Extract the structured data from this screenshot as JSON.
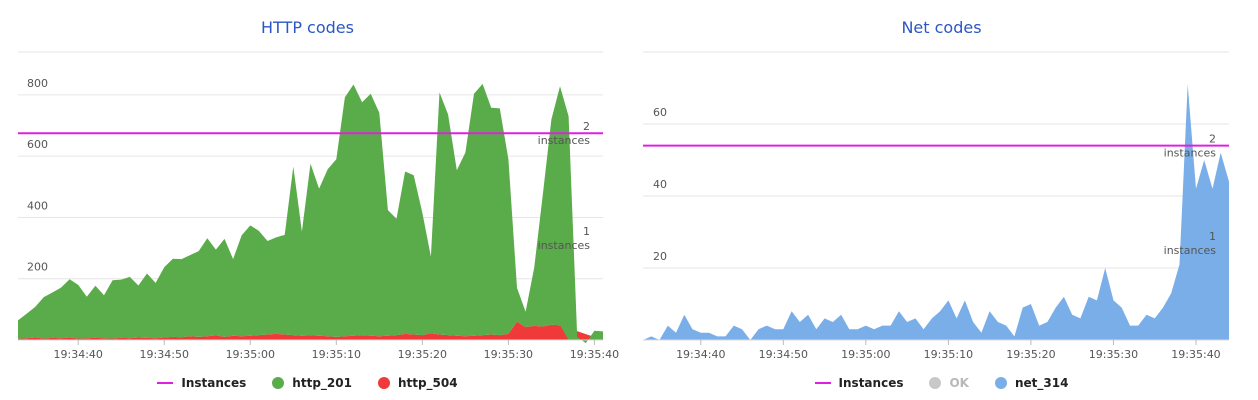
{
  "charts": [
    {
      "title": "HTTP codes",
      "legend": [
        {
          "label": "Instances",
          "color": "#e020e0",
          "marker": "line",
          "enabled": true
        },
        {
          "label": "http_201",
          "color": "#5aab4a",
          "marker": "dot",
          "enabled": true
        },
        {
          "label": "http_504",
          "color": "#f03a3a",
          "marker": "dot",
          "enabled": true
        }
      ]
    },
    {
      "title": "Net codes",
      "legend": [
        {
          "label": "Instances",
          "color": "#e020e0",
          "marker": "line",
          "enabled": true
        },
        {
          "label": "OK",
          "color": "#c8c8c8",
          "marker": "dot",
          "enabled": false
        },
        {
          "label": "net_314",
          "color": "#7aaee8",
          "marker": "dot",
          "enabled": true
        }
      ]
    }
  ],
  "chart_data": [
    {
      "type": "area",
      "title": "HTTP codes",
      "xlabel": "",
      "ylabel": "",
      "x_start": "19:34:33",
      "x_step_seconds": 1,
      "x_ticks": [
        "19:34:40",
        "19:34:50",
        "19:35:00",
        "19:35:10",
        "19:35:20",
        "19:35:30",
        "19:35:40"
      ],
      "y_ticks": [
        200,
        400,
        600,
        800
      ],
      "ylim": [
        0,
        940
      ],
      "grid": true,
      "stacked": true,
      "series": [
        {
          "name": "http_504",
          "color": "#f03a3a",
          "values": [
            4,
            6,
            8,
            5,
            7,
            6,
            8,
            5,
            6,
            7,
            6,
            5,
            7,
            6,
            8,
            7,
            6,
            8,
            10,
            9,
            12,
            10,
            12,
            15,
            10,
            14,
            12,
            14,
            16,
            18,
            20,
            18,
            16,
            14,
            15,
            14,
            12,
            10,
            12,
            14,
            16,
            14,
            12,
            14,
            16,
            20,
            18,
            16,
            22,
            18,
            16,
            14,
            12,
            14,
            16,
            18,
            16,
            20,
            60,
            42,
            46,
            44,
            50,
            48
          ]
        },
        {
          "name": "http_201",
          "color": "#5aab4a",
          "values": [
            60,
            80,
            100,
            135,
            148,
            165,
            190,
            175,
            135,
            170,
            140,
            190,
            190,
            200,
            170,
            210,
            180,
            230,
            255,
            255,
            265,
            280,
            320,
            280,
            320,
            250,
            330,
            360,
            340,
            305,
            315,
            325,
            550,
            340,
            560,
            480,
            545,
            580,
            780,
            820,
            760,
            790,
            730,
            410,
            380,
            530,
            520,
            400,
            250,
            790,
            720,
            540,
            600,
            790,
            820,
            740,
            740,
            570,
            110,
            50,
            190,
            430,
            670,
            780,
            730,
            10,
            -10,
            30,
            28
          ]
        }
      ],
      "annotations": [
        {
          "y": 675,
          "label_value": "2",
          "label_unit": "instances"
        },
        {
          "y": 333,
          "label_value": "1",
          "label_unit": "instances"
        }
      ]
    },
    {
      "type": "area",
      "title": "Net codes",
      "xlabel": "",
      "ylabel": "",
      "x_start": "19:34:33",
      "x_step_seconds": 1,
      "x_ticks": [
        "19:34:40",
        "19:34:50",
        "19:35:00",
        "19:35:10",
        "19:35:20",
        "19:35:30",
        "19:35:40"
      ],
      "y_ticks": [
        20,
        40,
        60
      ],
      "ylim": [
        0,
        80
      ],
      "grid": true,
      "stacked": false,
      "series": [
        {
          "name": "net_314",
          "color": "#7aaee8",
          "values": [
            0,
            1,
            0,
            4,
            2,
            7,
            3,
            2,
            2,
            1,
            1,
            4,
            3,
            0,
            3,
            4,
            3,
            3,
            8,
            5,
            7,
            3,
            6,
            5,
            7,
            3,
            3,
            4,
            3,
            4,
            4,
            8,
            5,
            6,
            3,
            6,
            8,
            11,
            6,
            11,
            5,
            2,
            8,
            5,
            4,
            1,
            9,
            10,
            4,
            5,
            9,
            12,
            7,
            6,
            12,
            11,
            20,
            11,
            9,
            4,
            4,
            7,
            6,
            9,
            13,
            21,
            71,
            42,
            50,
            42,
            52,
            44
          ]
        }
      ],
      "annotations": [
        {
          "y": 54,
          "label_value": "2",
          "label_unit": "instances"
        },
        {
          "y": 27,
          "label_value": "1",
          "label_unit": "instances"
        }
      ]
    }
  ]
}
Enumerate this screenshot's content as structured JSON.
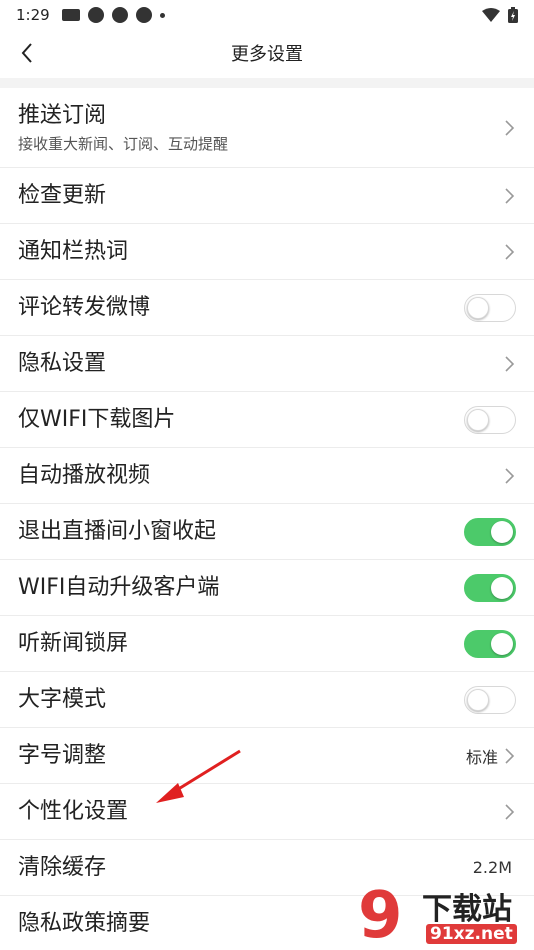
{
  "status_bar": {
    "time": "1:29"
  },
  "header": {
    "title": "更多设置"
  },
  "colors": {
    "toggle_on": "#4cca6a",
    "annotation_arrow": "#e02020",
    "watermark": "#e03a3a"
  },
  "settings": [
    {
      "label": "推送订阅",
      "sub": "接收重大新闻、订阅、互动提醒",
      "control": "chevron"
    },
    {
      "label": "检查更新",
      "control": "chevron"
    },
    {
      "label": "通知栏热词",
      "control": "chevron"
    },
    {
      "label": "评论转发微博",
      "control": "toggle",
      "on": false
    },
    {
      "label": "隐私设置",
      "control": "chevron"
    },
    {
      "label": "仅WIFI下载图片",
      "control": "toggle",
      "on": false
    },
    {
      "label": "自动播放视频",
      "control": "chevron"
    },
    {
      "label": "退出直播间小窗收起",
      "control": "toggle",
      "on": true
    },
    {
      "label": "WIFI自动升级客户端",
      "control": "toggle",
      "on": true
    },
    {
      "label": "听新闻锁屏",
      "control": "toggle",
      "on": true
    },
    {
      "label": "大字模式",
      "control": "toggle",
      "on": false
    },
    {
      "label": "字号调整",
      "value": "标准",
      "control": "chevron"
    },
    {
      "label": "个性化设置",
      "control": "chevron"
    },
    {
      "label": "清除缓存",
      "value": "2.2M"
    },
    {
      "label": "隐私政策摘要"
    }
  ],
  "watermark": {
    "logo_char": "9",
    "text": "下载站",
    "domain": "91xz.net"
  }
}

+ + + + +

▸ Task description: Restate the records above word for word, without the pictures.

▸ Reply to the task:
Extract the structured data from this screenshot as JSON.
{
  "charts": [
    {
      "title": "HTTP codes",
      "legend": [
        {
          "label": "Instances",
          "color": "#e020e0",
          "marker": "line",
          "enabled": true
        },
        {
          "label": "http_201",
          "color": "#5aab4a",
          "marker": "dot",
          "enabled": true
        },
        {
          "label": "http_504",
          "color": "#f03a3a",
          "marker": "dot",
          "enabled": true
        }
      ]
    },
    {
      "title": "Net codes",
      "legend": [
        {
          "label": "Instances",
          "color": "#e020e0",
          "marker": "line",
          "enabled": true
        },
        {
          "label": "OK",
          "color": "#c8c8c8",
          "marker": "dot",
          "enabled": false
        },
        {
          "label": "net_314",
          "color": "#7aaee8",
          "marker": "dot",
          "enabled": true
        }
      ]
    }
  ],
  "chart_data": [
    {
      "type": "area",
      "title": "HTTP codes",
      "xlabel": "",
      "ylabel": "",
      "x_start": "19:34:33",
      "x_step_seconds": 1,
      "x_ticks": [
        "19:34:40",
        "19:34:50",
        "19:35:00",
        "19:35:10",
        "19:35:20",
        "19:35:30",
        "19:35:40"
      ],
      "y_ticks": [
        200,
        400,
        600,
        800
      ],
      "ylim": [
        0,
        940
      ],
      "grid": true,
      "stacked": true,
      "series": [
        {
          "name": "http_504",
          "color": "#f03a3a",
          "values": [
            4,
            6,
            8,
            5,
            7,
            6,
            8,
            5,
            6,
            7,
            6,
            5,
            7,
            6,
            8,
            7,
            6,
            8,
            10,
            9,
            12,
            10,
            12,
            15,
            10,
            14,
            12,
            14,
            16,
            18,
            20,
            18,
            16,
            14,
            15,
            14,
            12,
            10,
            12,
            14,
            16,
            14,
            12,
            14,
            16,
            20,
            18,
            16,
            22,
            18,
            16,
            14,
            12,
            14,
            16,
            18,
            16,
            20,
            60,
            42,
            46,
            44,
            50,
            48
          ]
        },
        {
          "name": "http_201",
          "color": "#5aab4a",
          "values": [
            60,
            80,
            100,
            135,
            148,
            165,
            190,
            175,
            135,
            170,
            140,
            190,
            190,
            200,
            170,
            210,
            180,
            230,
            255,
            255,
            265,
            280,
            320,
            280,
            320,
            250,
            330,
            360,
            340,
            305,
            315,
            325,
            550,
            340,
            560,
            480,
            545,
            580,
            780,
            820,
            760,
            790,
            730,
            410,
            380,
            530,
            520,
            400,
            250,
            790,
            720,
            540,
            600,
            790,
            820,
            740,
            740,
            570,
            110,
            50,
            190,
            430,
            670,
            780,
            730,
            10,
            -10,
            30,
            28
          ]
        }
      ],
      "annotations": [
        {
          "y": 675,
          "label_value": "2",
          "label_unit": "instances"
        },
        {
          "y": 333,
          "label_value": "1",
          "label_unit": "instances"
        }
      ]
    },
    {
      "type": "area",
      "title": "Net codes",
      "xlabel": "",
      "ylabel": "",
      "x_start": "19:34:33",
      "x_step_seconds": 1,
      "x_ticks": [
        "19:34:40",
        "19:34:50",
        "19:35:00",
        "19:35:10",
        "19:35:20",
        "19:35:30",
        "19:35:40"
      ],
      "y_ticks": [
        20,
        40,
        60
      ],
      "ylim": [
        0,
        80
      ],
      "grid": true,
      "stacked": false,
      "series": [
        {
          "name": "net_314",
          "color": "#7aaee8",
          "values": [
            0,
            1,
            0,
            4,
            2,
            7,
            3,
            2,
            2,
            1,
            1,
            4,
            3,
            0,
            3,
            4,
            3,
            3,
            8,
            5,
            7,
            3,
            6,
            5,
            7,
            3,
            3,
            4,
            3,
            4,
            4,
            8,
            5,
            6,
            3,
            6,
            8,
            11,
            6,
            11,
            5,
            2,
            8,
            5,
            4,
            1,
            9,
            10,
            4,
            5,
            9,
            12,
            7,
            6,
            12,
            11,
            20,
            11,
            9,
            4,
            4,
            7,
            6,
            9,
            13,
            21,
            71,
            42,
            50,
            42,
            52,
            44
          ]
        }
      ],
      "annotations": [
        {
          "y": 54,
          "label_value": "2",
          "label_unit": "instances"
        },
        {
          "y": 27,
          "label_value": "1",
          "label_unit": "instances"
        }
      ]
    }
  ]
}
Enumerate this screenshot's content as structured JSON.
{
  "status_bar": {
    "time": "1:29"
  },
  "header": {
    "title": "更多设置"
  },
  "colors": {
    "toggle_on": "#4cca6a",
    "annotation_arrow": "#e02020",
    "watermark": "#e03a3a"
  },
  "settings": [
    {
      "label": "推送订阅",
      "sub": "接收重大新闻、订阅、互动提醒",
      "control": "chevron"
    },
    {
      "label": "检查更新",
      "control": "chevron"
    },
    {
      "label": "通知栏热词",
      "control": "chevron"
    },
    {
      "label": "评论转发微博",
      "control": "toggle",
      "on": false
    },
    {
      "label": "隐私设置",
      "control": "chevron"
    },
    {
      "label": "仅WIFI下载图片",
      "control": "toggle",
      "on": false
    },
    {
      "label": "自动播放视频",
      "control": "chevron"
    },
    {
      "label": "退出直播间小窗收起",
      "control": "toggle",
      "on": true
    },
    {
      "label": "WIFI自动升级客户端",
      "control": "toggle",
      "on": true
    },
    {
      "label": "听新闻锁屏",
      "control": "toggle",
      "on": true
    },
    {
      "label": "大字模式",
      "control": "toggle",
      "on": false
    },
    {
      "label": "字号调整",
      "value": "标准",
      "control": "chevron"
    },
    {
      "label": "个性化设置",
      "control": "chevron"
    },
    {
      "label": "清除缓存",
      "value": "2.2M"
    },
    {
      "label": "隐私政策摘要"
    }
  ],
  "watermark": {
    "logo_char": "9",
    "text": "下载站",
    "domain": "91xz.net"
  }
}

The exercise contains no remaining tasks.